TASK DIRECTIONS — After going through the data below, state how many lines contain "value", and nothing else.

[RECORDED DATA]

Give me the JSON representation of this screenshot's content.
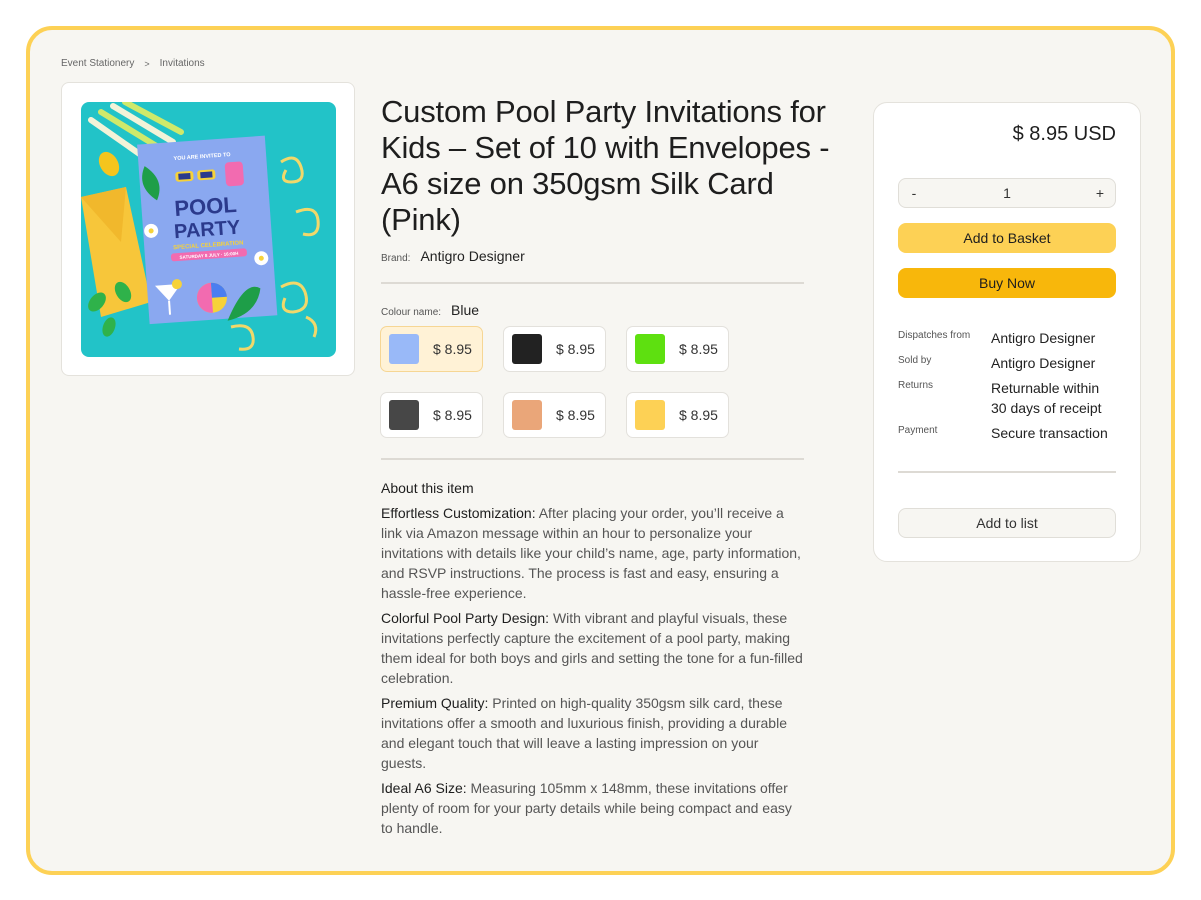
{
  "breadcrumb": {
    "items": [
      "Event Stationery",
      "Invitations"
    ],
    "separator": ">"
  },
  "product": {
    "title": "Custom Pool Party Invitations for Kids – Set of 10 with Envelopes - A6 size on 350gsm Silk Card (Pink)",
    "brand_label": "Brand:",
    "brand": "Antigro Designer",
    "image_alt": "Pool party invitation card on blue background",
    "image_text": {
      "top": "YOU ARE INVITED TO",
      "line1": "POOL",
      "line2": "PARTY",
      "line3": "SPECIAL CELEBRATION",
      "date": "SATURDAY 8 JULY · 16:00H"
    }
  },
  "colour": {
    "label": "Colour name:",
    "value": "Blue",
    "swatches": [
      {
        "color": "#99b9f8",
        "price": "$ 8.95",
        "selected": true
      },
      {
        "color": "#222222",
        "price": "$ 8.95",
        "selected": false
      },
      {
        "color": "#5ee010",
        "price": "$ 8.95",
        "selected": false
      },
      {
        "color": "#474747",
        "price": "$ 8.95",
        "selected": false
      },
      {
        "color": "#eaa679",
        "price": "$ 8.95",
        "selected": false
      },
      {
        "color": "#fdd155",
        "price": "$ 8.95",
        "selected": false
      }
    ]
  },
  "about": {
    "heading": "About this item",
    "items": [
      {
        "lead": "Effortless Customization:",
        "text": " After placing your order, you’ll receive a link via Amazon message within an hour to personalize your invitations with details like your child’s name, age, party information, and RSVP instructions. The process is fast and easy, ensuring a hassle-free experience."
      },
      {
        "lead": "Colorful Pool Party Design:",
        "text": " With vibrant and playful visuals, these invitations perfectly capture the excitement of a pool party, making them ideal for both boys and girls and setting the tone for a fun-filled celebration."
      },
      {
        "lead": "Premium Quality:",
        "text": " Printed on high-quality 350gsm silk card, these invitations offer a smooth and luxurious finish, providing a durable and elegant touch that will leave a lasting impression on your guests."
      },
      {
        "lead": "Ideal A6 Size:",
        "text": " Measuring 105mm x 148mm, these invitations offer plenty of room for your party details while being compact and easy to handle."
      }
    ]
  },
  "buybox": {
    "price": "$ 8.95 USD",
    "qty": {
      "minus": "-",
      "value": "1",
      "plus": "+"
    },
    "add_to_basket": "Add to Basket",
    "buy_now": "Buy Now",
    "info": [
      {
        "label": "Dispatches from",
        "value": "Antigro Designer"
      },
      {
        "label": "Sold by",
        "value": "Antigro Designer"
      },
      {
        "label": "Returns",
        "value": "Returnable within 30 days of receipt"
      },
      {
        "label": "Payment",
        "value": "Secure transaction"
      }
    ],
    "add_to_list": "Add to list"
  },
  "colors": {
    "accent": "#fdd155",
    "buy": "#f8b70b",
    "frame_bg": "#f7f6f2"
  }
}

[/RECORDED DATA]

RESULT FOR THIS EXERCISE — 6